What does version control bring to the table? Old hands at software development will tell you it's a lot; here are some of the better features, among others:
- Project-wide "undo". No matter how screwed up your copy of the code is, you're only one "Revert" command away from a working copy.
- Historical diffs. You can see how a file evolves over time, and see it at any point in its history. This ensures you never really "lose" old code, and you don't have to find anywhere to put that old code either.
- Branches and tags. The ability to branch your code means that if you have major, destructive changes you want to try to make, you can try them out without hurting the overall code-base. Tags let you mark a version of the code, so that if somebody is having trouble with their copy of "CMXpress 0.9.8," you can rewind right to it and see exactly what they have.

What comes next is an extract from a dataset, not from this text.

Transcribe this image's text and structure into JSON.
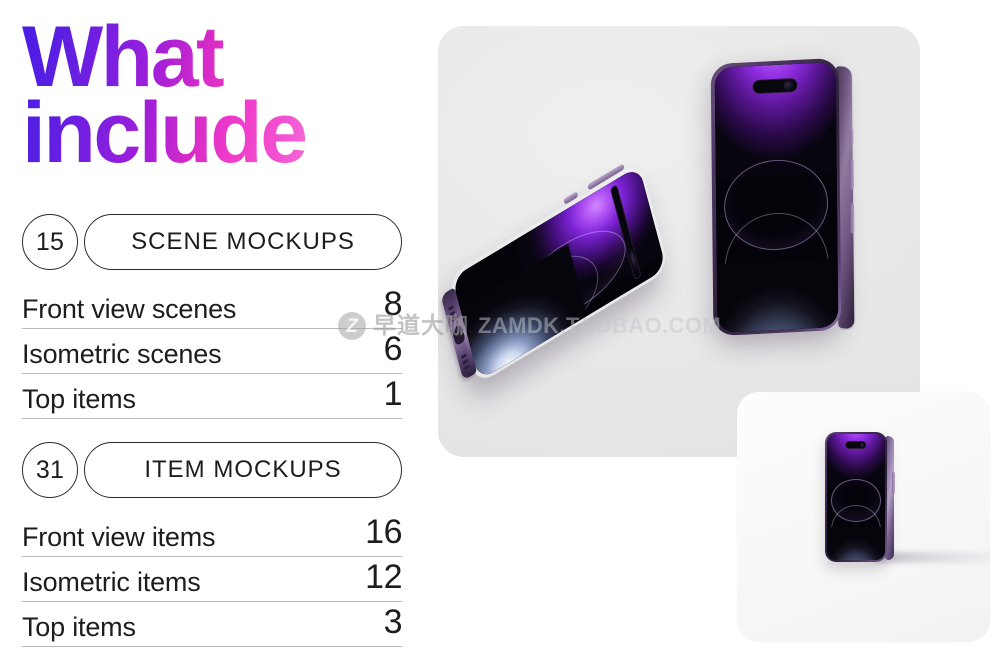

- Shared development. If someone else wants to contribute code or make fixes, they can do so safely — even while you're working on the code yourself! Conflicts between changes can be resolved nearly instantly, too. You can have whole teams working on various pieces of the code without any trouble.
- More transparency. It's easy for anyone with an SVN login (or anonymous SVN access) to see the code and get the latest copy of anything, even without waiting for formal releases. Anybody who wants to be right on the cutting edge can be.
I'm using Subversion (SVN) for the first three of those, and the last two are nice side benefits. We're using SVN very heavily at work as our version-control system, and I've really learned to love it.
This, then, is the revised development roadmap:
- Import CMXpress 0.9.8, 0.9.8a, 0.9.9, 0.9.9a, 0.9.10, 0.9.10a, 0.9.10b, and 0.9.10c into the subversion repository. (A todo for this week.)
- Integrate previously-unmanaged resources, like artwork, that have been sitting off to the side (and out of the releases) for a long time. (A todo for the end of this week.)
- Integrate fixes that have fallen out of testing CMXpress on Microsoft IIS. (I don't think IIS will be a formal target yet, since there's no SQL Server backend yet, but I have been able to get CMXpress to run on Windows on IIS with MySQL, and I'd like to work in some of the bug-fixes that allowed that to happen.) (A todo for this weekend, I hope.)
- Add support for managing user signatures, the only really major missing chunk of functionality in the current builds. (A todo for next week.)
- First public beta release.
Now, after the public beta release, I'm going to spend my time doing a few different things immediately:
- Several sites running CMXpress need to be upgraded to 0.9.10 (or whatever the newest version will be).
- Need to help skin Triquetra Cats.
- Need to help skin Hero In Training.
I don't really know when work on v2.0 will start, since I'm still busy working on v1.0, but I'm starting to think the basic structure of the soon-to-be-called v1.x, while good and usable, needs to have some of its guts replaced to help it grow to meet future needs. That won't affect most people who own sites — they'll just upgrade and everything will work — but for those of us living in the code, it'll make a big difference.